» **WHAT YOU WILL DO**
Line by line, return everything in the listing exactly.
***
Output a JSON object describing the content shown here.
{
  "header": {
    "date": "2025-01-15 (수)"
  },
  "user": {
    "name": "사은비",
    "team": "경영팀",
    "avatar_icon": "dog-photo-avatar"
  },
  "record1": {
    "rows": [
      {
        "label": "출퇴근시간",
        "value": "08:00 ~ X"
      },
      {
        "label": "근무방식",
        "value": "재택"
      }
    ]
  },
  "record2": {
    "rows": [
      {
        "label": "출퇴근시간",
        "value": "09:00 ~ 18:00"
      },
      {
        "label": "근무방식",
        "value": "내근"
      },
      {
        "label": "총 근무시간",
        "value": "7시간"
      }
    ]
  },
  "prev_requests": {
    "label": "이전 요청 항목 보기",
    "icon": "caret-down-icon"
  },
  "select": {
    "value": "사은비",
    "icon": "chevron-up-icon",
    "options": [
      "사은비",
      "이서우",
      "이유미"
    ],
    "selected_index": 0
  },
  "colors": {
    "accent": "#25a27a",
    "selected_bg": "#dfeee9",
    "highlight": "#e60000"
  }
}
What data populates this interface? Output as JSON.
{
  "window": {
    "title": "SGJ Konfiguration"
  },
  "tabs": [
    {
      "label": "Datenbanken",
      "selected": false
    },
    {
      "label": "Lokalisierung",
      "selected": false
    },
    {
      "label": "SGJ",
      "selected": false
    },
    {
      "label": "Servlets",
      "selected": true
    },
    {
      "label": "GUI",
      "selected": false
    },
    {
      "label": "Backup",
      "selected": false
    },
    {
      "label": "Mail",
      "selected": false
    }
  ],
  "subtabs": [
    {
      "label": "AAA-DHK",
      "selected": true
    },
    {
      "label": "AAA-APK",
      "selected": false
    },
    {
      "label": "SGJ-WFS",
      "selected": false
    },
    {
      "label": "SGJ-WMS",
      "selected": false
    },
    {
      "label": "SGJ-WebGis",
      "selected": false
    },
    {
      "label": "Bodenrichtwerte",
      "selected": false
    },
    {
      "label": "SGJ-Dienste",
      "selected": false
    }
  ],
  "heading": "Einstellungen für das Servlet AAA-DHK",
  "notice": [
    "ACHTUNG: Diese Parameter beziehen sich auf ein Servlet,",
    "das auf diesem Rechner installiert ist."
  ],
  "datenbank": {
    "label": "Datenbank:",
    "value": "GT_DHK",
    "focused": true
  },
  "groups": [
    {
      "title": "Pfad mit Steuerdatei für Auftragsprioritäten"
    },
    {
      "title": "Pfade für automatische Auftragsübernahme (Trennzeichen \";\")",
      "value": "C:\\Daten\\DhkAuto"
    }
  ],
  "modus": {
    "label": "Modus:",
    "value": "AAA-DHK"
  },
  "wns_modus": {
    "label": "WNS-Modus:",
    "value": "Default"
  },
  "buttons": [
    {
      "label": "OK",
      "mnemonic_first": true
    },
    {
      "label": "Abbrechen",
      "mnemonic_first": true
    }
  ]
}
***
» **TASK OUTPUT**
Output a JSON object describing the content shown here.
{
  "header": {
    "date": "2025-01-15 (수)"
  },
  "user": {
    "name": "사은비",
    "team": "경영팀",
    "avatar_icon": "dog-photo-avatar"
  },
  "record1": {
    "rows": [
      {
        "label": "출퇴근시간",
        "value": "08:00 ~ X"
      },
      {
        "label": "근무방식",
        "value": "재택"
      }
    ]
  },
  "record2": {
    "rows": [
      {
        "label": "출퇴근시간",
        "value": "09:00 ~ 18:00"
      },
      {
        "label": "근무방식",
        "value": "내근"
      },
      {
        "label": "총 근무시간",
        "value": "7시간"
      }
    ]
  },
  "prev_requests": {
    "label": "이전 요청 항목 보기",
    "icon": "caret-down-icon"
  },
  "select": {
    "value": "사은비",
    "icon": "chevron-up-icon",
    "options": [
      "사은비",
      "이서우",
      "이유미"
    ],
    "selected_index": 0
  },
  "colors": {
    "accent": "#25a27a",
    "selected_bg": "#dfeee9",
    "highlight": "#e60000"
  }
}
What data populates this interface? Output as JSON.
{
  "window": {
    "title": "SGJ Konfiguration"
  },
  "tabs": [
    {
      "label": "Datenbanken",
      "selected": false
    },
    {
      "label": "Lokalisierung",
      "selected": false
    },
    {
      "label": "SGJ",
      "selected": false
    },
    {
      "label": "Servlets",
      "selected": true
    },
    {
      "label": "GUI",
      "selected": false
    },
    {
      "label": "Backup",
      "selected": false
    },
    {
      "label": "Mail",
      "selected": false
    }
  ],
  "subtabs": [
    {
      "label": "AAA-DHK",
      "selected": true
    },
    {
      "label": "AAA-APK",
      "selected": false
    },
    {
      "label": "SGJ-WFS",
      "selected": false
    },
    {
      "label": "SGJ-WMS",
      "selected": false
    },
    {
      "label": "SGJ-WebGis",
      "selected": false
    },
    {
      "label": "Bodenrichtwerte",
      "selected": false
    },
    {
      "label": "SGJ-Dienste",
      "selected": false
    }
  ],
  "heading": "Einstellungen für das Servlet AAA-DHK",
  "notice": [
    "ACHTUNG: Diese Parameter beziehen sich auf ein Servlet,",
    "das auf diesem Rechner installiert ist."
  ],
  "datenbank": {
    "label": "Datenbank:",
    "value": "GT_DHK",
    "focused": true
  },
  "groups": [
    {
      "title": "Pfad mit Steuerdatei für Auftragsprioritäten"
    },
    {
      "title": "Pfade für automatische Auftragsübernahme (Trennzeichen \";\")",
      "value": "C:\\Daten\\DhkAuto"
    }
  ],
  "modus": {
    "label": "Modus:",
    "value": "AAA-DHK"
  },
  "wns_modus": {
    "label": "WNS-Modus:",
    "value": "Default"
  },
  "buttons": [
    {
      "label": "OK",
      "mnemonic_first": true
    },
    {
      "label": "Abbrechen",
      "mnemonic_first": true
    }
  ]
}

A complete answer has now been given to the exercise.